DIY [deation]

Inspired by Einstein’s quote:

“If I had an hour to save the world,
I’d spend the first 50 minutes understanding the problem,”

Team DIY began ideation by reviewing our problem statement and listing the most significant insights discovered thus far.

Not only did this get our group thinking about the problem space, but it also helped ensure all team members were caught up and on the same page.

We then completed an anthropomorphic activity to encourage creative and empathic thinking. Each team member was given an inanimate object, and asked to imagine it as a person. We drew pictures of what we imagined they might look like, named them, and described several characteristics of their imagined personalities.

Anthropomorphic activity to inspire creative and empathic thinking

We then returned to our opportunity statement to perform an opportunity redefining exercise. We began by selecting a few of the most compelling or important terms from our opportunity statement:

How can we improve the learning of hands-on skills?

We chose the words improve, learning, hands-on, and skills, and drew a table with one word at the top of each column. We worked as a team to think of alternate words for each selected term, wrote them all on post-it notes, and took turns drafting alternate versions of our opportunity statement in a style similar to “Mad Libs.”

Some alternate versions we came up with include:
1. How can we inspire fun (for) interactive techniques?
2. How can we analyze visual cues of (the) physical expert?
3. How can we better educate (about) physical technique?
4. How can we build instruction (for) visual talent?

We then wrote each iteration on a separate sheet of paper, and spent four minutes individually ideating on each prompt, passing the papers around clockwise until every team member had ideated on every prompt.

This was a favorite activity for all of us, because the unique words prompted a different way of thinking about the problem, and inspired unique ideas. For instance, the prompt including terms like analyze and visual cues inspired more technical ideas, while the prompt including inspire and fun resulted in social ideas.

After completing a few more activities, like describing the worst possible ideas we could think of, and individual ideation inspired by random objects or words on crumpled up pieces of paper in a baseball cap, we converged our ideas and began combining and refining.

We uncovered a few basic themes, and grouped our ideas into four main buckets: interaction, social, gamification, and tech. We created a post-it note version of everything we had thought of thus far, and categorized all of our ideas on the whiteboard.

At the end of our session, we had decided on our four best ideas to present to the class:

1. Human-to-Human Skillshare

2. Skill-Building Video Game

3. Augmented Reality Tutorial
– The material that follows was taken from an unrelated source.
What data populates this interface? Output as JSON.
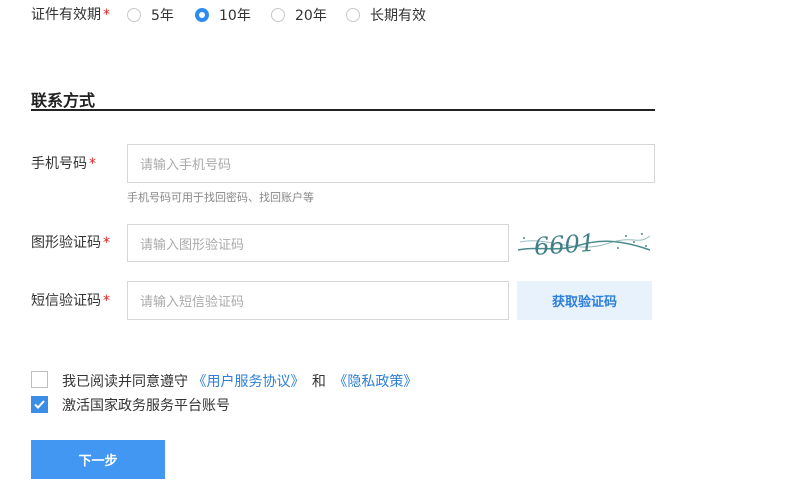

4. The Sphere — A 3d Video Experience

We look forward to receiving feedback during class on Monday for further refinement!
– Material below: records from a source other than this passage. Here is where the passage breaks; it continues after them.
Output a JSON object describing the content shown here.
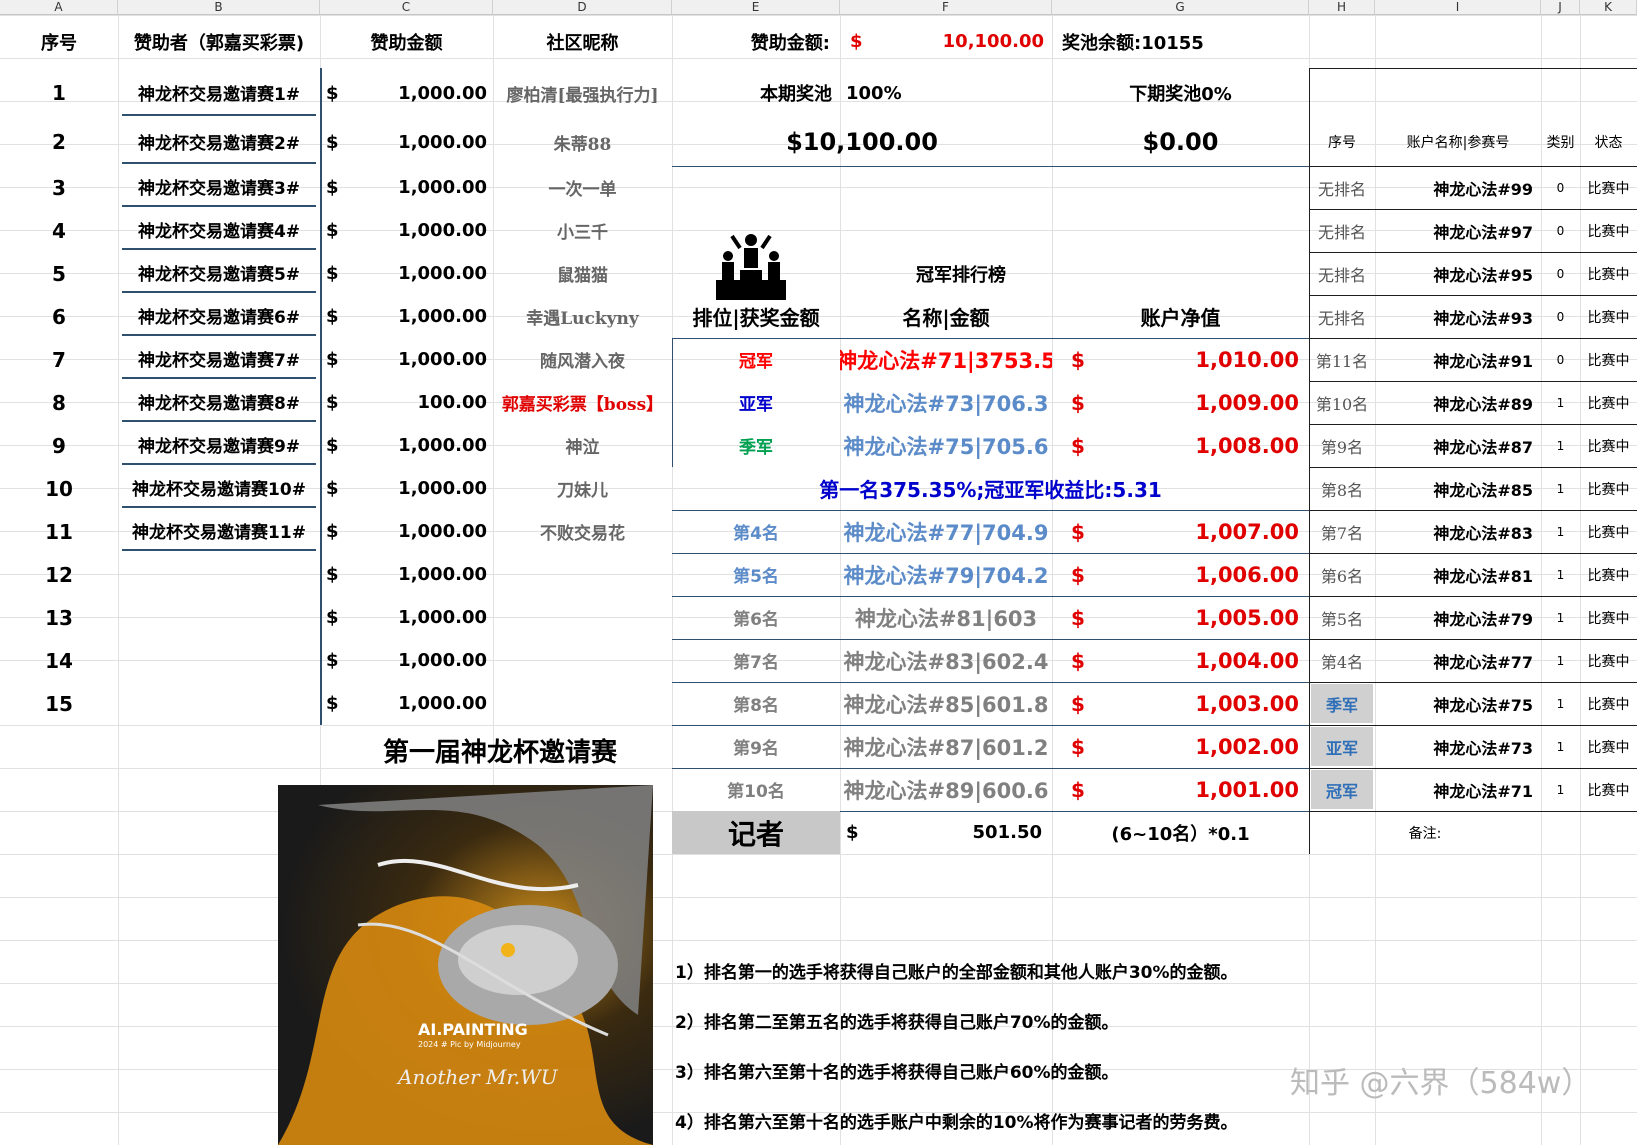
{
  "columns": [
    "A",
    "B",
    "C",
    "D",
    "E",
    "F",
    "G",
    "H",
    "I",
    "J",
    "K"
  ],
  "left": {
    "headers": {
      "seq": "序号",
      "sponsor": "赞助者（郭嘉买彩票)",
      "amount": "赞助金额",
      "nick": "社区昵称"
    },
    "rows": [
      {
        "n": "1",
        "sponsor": "神龙杯交易邀请赛1#",
        "cur": "$",
        "amt": "1,000.00",
        "nick": "廖柏清[最强执行力]"
      },
      {
        "n": "2",
        "sponsor": "神龙杯交易邀请赛2#",
        "cur": "$",
        "amt": "1,000.00",
        "nick": "朱蒂88"
      },
      {
        "n": "3",
        "sponsor": "神龙杯交易邀请赛3#",
        "cur": "$",
        "amt": "1,000.00",
        "nick": "一次一单"
      },
      {
        "n": "4",
        "sponsor": "神龙杯交易邀请赛4#",
        "cur": "$",
        "amt": "1,000.00",
        "nick": "小三千"
      },
      {
        "n": "5",
        "sponsor": "神龙杯交易邀请赛5#",
        "cur": "$",
        "amt": "1,000.00",
        "nick": "鼠猫猫"
      },
      {
        "n": "6",
        "sponsor": "神龙杯交易邀请赛6#",
        "cur": "$",
        "amt": "1,000.00",
        "nick": "幸遇Luckyny"
      },
      {
        "n": "7",
        "sponsor": "神龙杯交易邀请赛7#",
        "cur": "$",
        "amt": "1,000.00",
        "nick": "随风潜入夜"
      },
      {
        "n": "8",
        "sponsor": "神龙杯交易邀请赛8#",
        "cur": "$",
        "amt": "100.00",
        "nick": "郭嘉买彩票【boss】"
      },
      {
        "n": "9",
        "sponsor": "神龙杯交易邀请赛9#",
        "cur": "$",
        "amt": "1,000.00",
        "nick": "神泣"
      },
      {
        "n": "10",
        "sponsor": "神龙杯交易邀请赛10#",
        "cur": "$",
        "amt": "1,000.00",
        "nick": "刀妹儿"
      },
      {
        "n": "11",
        "sponsor": "神龙杯交易邀请赛11#",
        "cur": "$",
        "amt": "1,000.00",
        "nick": "不败交易花"
      },
      {
        "n": "12",
        "sponsor": "",
        "cur": "$",
        "amt": "1,000.00",
        "nick": ""
      },
      {
        "n": "13",
        "sponsor": "",
        "cur": "$",
        "amt": "1,000.00",
        "nick": ""
      },
      {
        "n": "14",
        "sponsor": "",
        "cur": "$",
        "amt": "1,000.00",
        "nick": ""
      },
      {
        "n": "15",
        "sponsor": "",
        "cur": "$",
        "amt": "1,000.00",
        "nick": ""
      }
    ],
    "event_title": "第一届神龙杯邀请赛"
  },
  "poster": {
    "line1": "AI.PAINTING",
    "line2": "2024 # Pic by Midjourney",
    "signature": "Another Mr.WU"
  },
  "top": {
    "sponsor_label": "赞助金额:",
    "sponsor_cur": "$",
    "sponsor_total": "10,100.00",
    "pool_balance": "奖池余额:10155",
    "this_pool_label": "本期奖池",
    "this_pool_pct": "100%",
    "next_pool": "下期奖池0%",
    "this_pool_amt": "$10,100.00",
    "next_pool_amt": "$0.00"
  },
  "board": {
    "title": "冠军排行榜",
    "headers": {
      "rank": "排位|获奖金额",
      "name": "名称|金额",
      "equity": "账户净值"
    },
    "rows": [
      {
        "rank": "冠军",
        "name": "神龙心法#71|3753.5",
        "cur": "$",
        "eq": "1,010.00",
        "color": "#ff0000"
      },
      {
        "rank": "亚军",
        "name": "神龙心法#73|706.3",
        "cur": "$",
        "eq": "1,009.00",
        "color": "#0000cc"
      },
      {
        "rank": "季军",
        "name": "神龙心法#75|705.6",
        "cur": "$",
        "eq": "1,008.00",
        "color": "#00a050"
      }
    ],
    "summary": "第一名375.35%;冠亚军收益比:5.31",
    "rows2": [
      {
        "rank": "第4名",
        "name": "神龙心法#77|704.9",
        "cur": "$",
        "eq": "1,007.00",
        "color": "#5b8bc8"
      },
      {
        "rank": "第5名",
        "name": "神龙心法#79|704.2",
        "cur": "$",
        "eq": "1,006.00",
        "color": "#5b8bc8"
      },
      {
        "rank": "第6名",
        "name": "神龙心法#81|603",
        "cur": "$",
        "eq": "1,005.00",
        "color": "#808080"
      },
      {
        "rank": "第7名",
        "name": "神龙心法#83|602.4",
        "cur": "$",
        "eq": "1,004.00",
        "color": "#808080"
      },
      {
        "rank": "第8名",
        "name": "神龙心法#85|601.8",
        "cur": "$",
        "eq": "1,003.00",
        "color": "#808080"
      },
      {
        "rank": "第9名",
        "name": "神龙心法#87|601.2",
        "cur": "$",
        "eq": "1,002.00",
        "color": "#808080"
      },
      {
        "rank": "第10名",
        "name": "神龙心法#89|600.6",
        "cur": "$",
        "eq": "1,001.00",
        "color": "#808080"
      }
    ],
    "reporter": {
      "label": "记者",
      "cur": "$",
      "amt": "501.50",
      "note": "(6~10名）*0.1"
    }
  },
  "status": {
    "headers": {
      "seq": "序号",
      "acct": "账户名称|参赛号",
      "type": "类别",
      "state": "状态"
    },
    "rows": [
      {
        "rank": "无排名",
        "acct": "神龙心法#99",
        "type": "0",
        "state": "比赛中"
      },
      {
        "rank": "无排名",
        "acct": "神龙心法#97",
        "type": "0",
        "state": "比赛中"
      },
      {
        "rank": "无排名",
        "acct": "神龙心法#95",
        "type": "0",
        "state": "比赛中"
      },
      {
        "rank": "无排名",
        "acct": "神龙心法#93",
        "type": "0",
        "state": "比赛中"
      },
      {
        "rank": "第11名",
        "acct": "神龙心法#91",
        "type": "0",
        "state": "比赛中"
      },
      {
        "rank": "第10名",
        "acct": "神龙心法#89",
        "type": "1",
        "state": "比赛中"
      },
      {
        "rank": "第9名",
        "acct": "神龙心法#87",
        "type": "1",
        "state": "比赛中"
      },
      {
        "rank": "第8名",
        "acct": "神龙心法#85",
        "type": "1",
        "state": "比赛中"
      },
      {
        "rank": "第7名",
        "acct": "神龙心法#83",
        "type": "1",
        "state": "比赛中"
      },
      {
        "rank": "第6名",
        "acct": "神龙心法#81",
        "type": "1",
        "state": "比赛中"
      },
      {
        "rank": "第5名",
        "acct": "神龙心法#79",
        "type": "1",
        "state": "比赛中"
      },
      {
        "rank": "第4名",
        "acct": "神龙心法#77",
        "type": "1",
        "state": "比赛中"
      },
      {
        "rank": "季军",
        "acct": "神龙心法#75",
        "type": "1",
        "state": "比赛中",
        "special": true
      },
      {
        "rank": "亚军",
        "acct": "神龙心法#73",
        "type": "1",
        "state": "比赛中",
        "special": true
      },
      {
        "rank": "冠军",
        "acct": "神龙心法#71",
        "type": "1",
        "state": "比赛中",
        "special": true
      }
    ],
    "note_label": "备注:"
  },
  "rules": [
    "1）排名第一的选手将获得自己账户的全部金额和其他人账户30%的金额。",
    "2）排名第二至第五名的选手将获得自己账户70%的金额。",
    "3）排名第六至第十名的选手将获得自己账户60%的金额。",
    "4）排名第六至第十名的选手账户中剩余的10%将作为赛事记者的劳务费。"
  ],
  "watermark": "知乎 @六界（584w）"
}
One clap, two clap, three clap, forty?

By clapping more or less, you can signal to us which stories really stand out.